Anyone can cycle Lands End to John O’Groats, you do not need to be Chris Froome to complete the ride.  Even with zero to little training the ride can be done, however having no training can be the catalyst for a number of issues that will spoil the enjoyment of the once in a lifetime ride.

Depending on the route you decide to take, LEJOG is going to take you close to or in excess of 1000 miles, that is in my case 21 days of back to back cycling.  The terrain is mixed and ranges from very steep sharp hills to long drawn out climbs.  These combined with a daily mileage of 60 to 100 miles it is imperative that some training and preparation is done before the off.

I found that on my 21 day ride, I got fitter as I progressed slowly North from Cornwall, Not every day was a breeze but the LEJOG training plan I did before I set off certainly did pay off.

My Training Plan for Cycling LEJOG

I split my training into three parts, my day to day commute, an extended commute and a few longer rides at the weekend.  

lejog training
LEJOG Training

Daily Commute

My daily commute is 4 miles which meant that I was able to cycle at least 8 miles per day when working in the office.  8 miles is not a lot when you consider the total distance of LEJOG.  However the daily ride to work was an opportunity to get on the bike and pedal each day.  I would always cycle as fast as I could in order to push myself over a short distance, often arriving at work in a sweaty mess.

Extended Daily Commute

On one or two days per week, I would extend my ride in to and from work.  Increasing each ride from 4 miles to 10 or 15 miles meant that I could increase my daily mileage to at least 20 to 30 miles.  These slightly longer rides and higher daily mileage meant that got used to being on the bike for longer each week.

Long Weekend Rides

Most weekends in the three months leading up to my End to End ride I would try and cycle a longer ride.  Due to time and family constraints I was not able to cycle for a full day each weekend.  My longer rides would consist of 40 to 6o miles with only 1 ride that was 102 miles.  Longer rides allowed me to test my legs over long days in the saddle and help me get my fitness up.

Indoor Cycling or Spin Classes

Not every day is an ideal day to head off on a training ride. The weather may be cold and wet or you could be pushed for time. This is where indoor cycling comes in to play. I did a number of training rides on my WattBike when preparing for LEJOG. I was lucky enough to have access to the bike and a subscription to Zwift which added a new dimension to my training plan. If you do not have access to these, you could try a local Gym or join a local Spin Class, both of which will give you access to a Wattbike or similar.

Preparing for Hills, Hills and More Hills.

I do not like cycling uphill!  I find hills hard work and this was one of the main things that made me nervous when planning my ride.  I did not do any specific hill training before I set off on my ride and looking back it was not needed.  I found while Cornwall and Devon are hilly, the hills are not long and the first couple of days are excellent training for what lies ahead.
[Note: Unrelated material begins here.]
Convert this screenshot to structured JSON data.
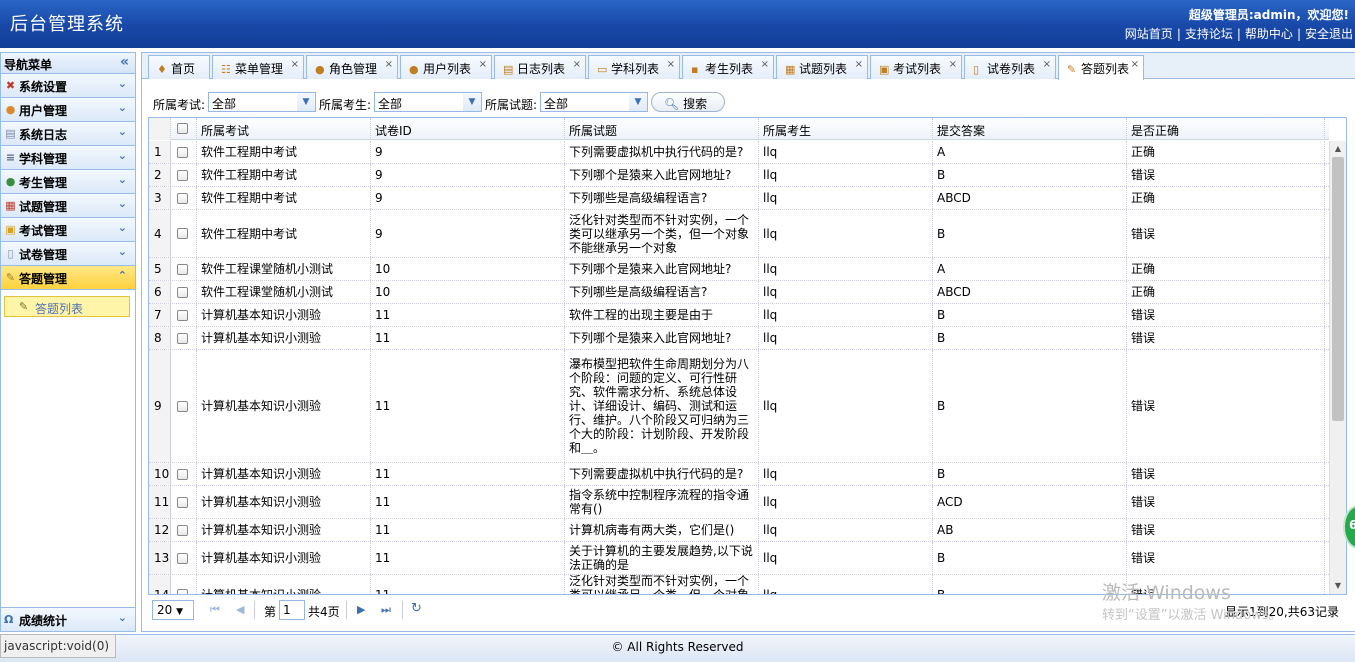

Reducing the Risk of Injury during LEJOG

You have been planning your ride for months and after a couple of days in the saddle, as you reach Devon, you sustain an injury, Imagine the disappointment you would feel if this was to happen. All of the preparation and planning that has gone into your Lands End to John O’Groats ride is now irrelevant if you are unable to carry on. To lower your chance of injury it is important that you prepare for long rides and start training as soon as you can. This will raise your fitness level and help with allowing you to cycle consecutive days with ease.

Rest and Recovery

While the prospect of enjoying a rest day when cycling LEJOG may not be possible, it is important when training to make sure you rest. It is easy to get carried away and push yourself to the limit when training for a long distance ride however the need to rest your body is equally as important.

Training for Long Distance Cycling Can Be Fun

The training for a long distance rise such as LEJOG, the Coast to Coast or the North Coast 500 can be as much fun as the ride itself. It gave me the freedom to explore new routes in my local area and increasing my mileage and fitness.